Glencore has today (14 June 2019) published its first standalone human rights report.
CEO Ivan Glasenberg said Glencore is committed to respecting human rights across all of its business activities. “We deliver this commitment by training our workforce, engaging with stakeholders in our communities, communicating our expectations to our business partners and operating complaints and grievance mechanisms,” he said.
“We recognise that our assets are part of our host communities and that we have a role in upholding respect for human rights. We take this seriously and actively engage with all our stakeholders as we seek to support the long-term sustainable development of our local and national hosts.”
Anna Krutikov, the company’s group head of sustainability, commented: “Our report details our approach to human rights and the key activities we undertook in this area during 2018. It provides an overview of the human rights risks that are salient to Glencore and the actions we are taking to manage and mitigate those risks.
“We are committed to upholding respect for human rights for all those potentially affected by our business activities, including vulnerable groups such as women, children, indigenous people and victims of conflict. We also expect our business partners to share our commitment to respect human rights and conduct risk-based due diligence of suppliers during pre-qualification, the tendering process, or at the renewal of an existing term.
“We recognise that our operations may affect, directly or indirectly, the rights of our workforce and the communities living close to our operations. We are also aware of the need to ensure unencumbered, fair and transparent access to remedy for any stakeholder affected by our operations. We are continuing to look for ways to strengthen the mechanisms we have in place to address this.
“Where we may adversely impact our stakeholders, we refer to the relevant international standards to assess, control and mitigate the impact. In particular, we seek to apply the Voluntary Principles on Security and Human Rights, the International Finance Corporation (IFC) Performance Standard 5 on land acquisition and involuntary resettlement, and the International Council on Mining and Metals (ICMM) position statement on free and prior informed consent (FPIC).”

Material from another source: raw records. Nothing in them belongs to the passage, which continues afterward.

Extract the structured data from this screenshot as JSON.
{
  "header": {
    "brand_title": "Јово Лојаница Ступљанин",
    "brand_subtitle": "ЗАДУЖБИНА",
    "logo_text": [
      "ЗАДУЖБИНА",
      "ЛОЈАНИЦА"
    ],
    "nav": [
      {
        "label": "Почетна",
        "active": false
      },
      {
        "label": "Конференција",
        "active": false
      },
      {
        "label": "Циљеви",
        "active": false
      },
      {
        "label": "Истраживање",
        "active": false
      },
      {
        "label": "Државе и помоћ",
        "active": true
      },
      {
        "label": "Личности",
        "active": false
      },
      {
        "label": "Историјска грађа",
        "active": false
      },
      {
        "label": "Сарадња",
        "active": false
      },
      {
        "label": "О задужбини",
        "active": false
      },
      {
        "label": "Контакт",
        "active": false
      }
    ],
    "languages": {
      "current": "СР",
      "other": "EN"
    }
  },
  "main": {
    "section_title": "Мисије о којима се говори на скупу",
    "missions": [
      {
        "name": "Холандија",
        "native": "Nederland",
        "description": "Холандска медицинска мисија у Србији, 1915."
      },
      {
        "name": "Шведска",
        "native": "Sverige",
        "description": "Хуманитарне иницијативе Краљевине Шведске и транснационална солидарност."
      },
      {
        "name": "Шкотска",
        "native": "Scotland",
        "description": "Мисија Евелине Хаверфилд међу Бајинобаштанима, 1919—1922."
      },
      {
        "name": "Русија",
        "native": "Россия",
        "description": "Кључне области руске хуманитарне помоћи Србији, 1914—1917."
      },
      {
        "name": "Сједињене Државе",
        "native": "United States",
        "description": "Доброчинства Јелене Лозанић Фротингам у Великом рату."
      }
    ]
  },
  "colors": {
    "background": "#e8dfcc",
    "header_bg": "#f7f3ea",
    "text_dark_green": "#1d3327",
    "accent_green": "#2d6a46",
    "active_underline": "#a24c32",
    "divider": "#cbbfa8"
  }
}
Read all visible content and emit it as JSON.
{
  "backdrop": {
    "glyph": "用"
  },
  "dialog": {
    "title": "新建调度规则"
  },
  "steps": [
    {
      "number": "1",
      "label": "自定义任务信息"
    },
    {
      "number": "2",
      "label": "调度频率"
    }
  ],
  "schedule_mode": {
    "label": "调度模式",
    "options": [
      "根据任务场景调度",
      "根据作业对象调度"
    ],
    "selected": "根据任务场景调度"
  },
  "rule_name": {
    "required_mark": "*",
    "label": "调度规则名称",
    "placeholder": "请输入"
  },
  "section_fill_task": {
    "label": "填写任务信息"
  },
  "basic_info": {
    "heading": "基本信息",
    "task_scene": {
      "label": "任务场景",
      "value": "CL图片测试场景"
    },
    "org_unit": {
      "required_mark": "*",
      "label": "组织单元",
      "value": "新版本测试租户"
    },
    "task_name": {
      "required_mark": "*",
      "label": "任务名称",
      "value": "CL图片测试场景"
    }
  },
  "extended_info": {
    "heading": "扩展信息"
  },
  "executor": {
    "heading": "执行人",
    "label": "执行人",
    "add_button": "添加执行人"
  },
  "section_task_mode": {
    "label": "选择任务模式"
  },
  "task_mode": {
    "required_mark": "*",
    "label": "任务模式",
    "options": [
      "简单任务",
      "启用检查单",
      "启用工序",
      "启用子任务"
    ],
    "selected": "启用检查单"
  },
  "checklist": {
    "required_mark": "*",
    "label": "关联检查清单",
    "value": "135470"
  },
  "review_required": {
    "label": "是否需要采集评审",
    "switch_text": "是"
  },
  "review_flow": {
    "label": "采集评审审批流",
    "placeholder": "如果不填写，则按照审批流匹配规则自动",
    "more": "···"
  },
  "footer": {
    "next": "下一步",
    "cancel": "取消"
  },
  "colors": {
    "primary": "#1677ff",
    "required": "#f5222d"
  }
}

The report is available on Glencore’s website and can be accessed here.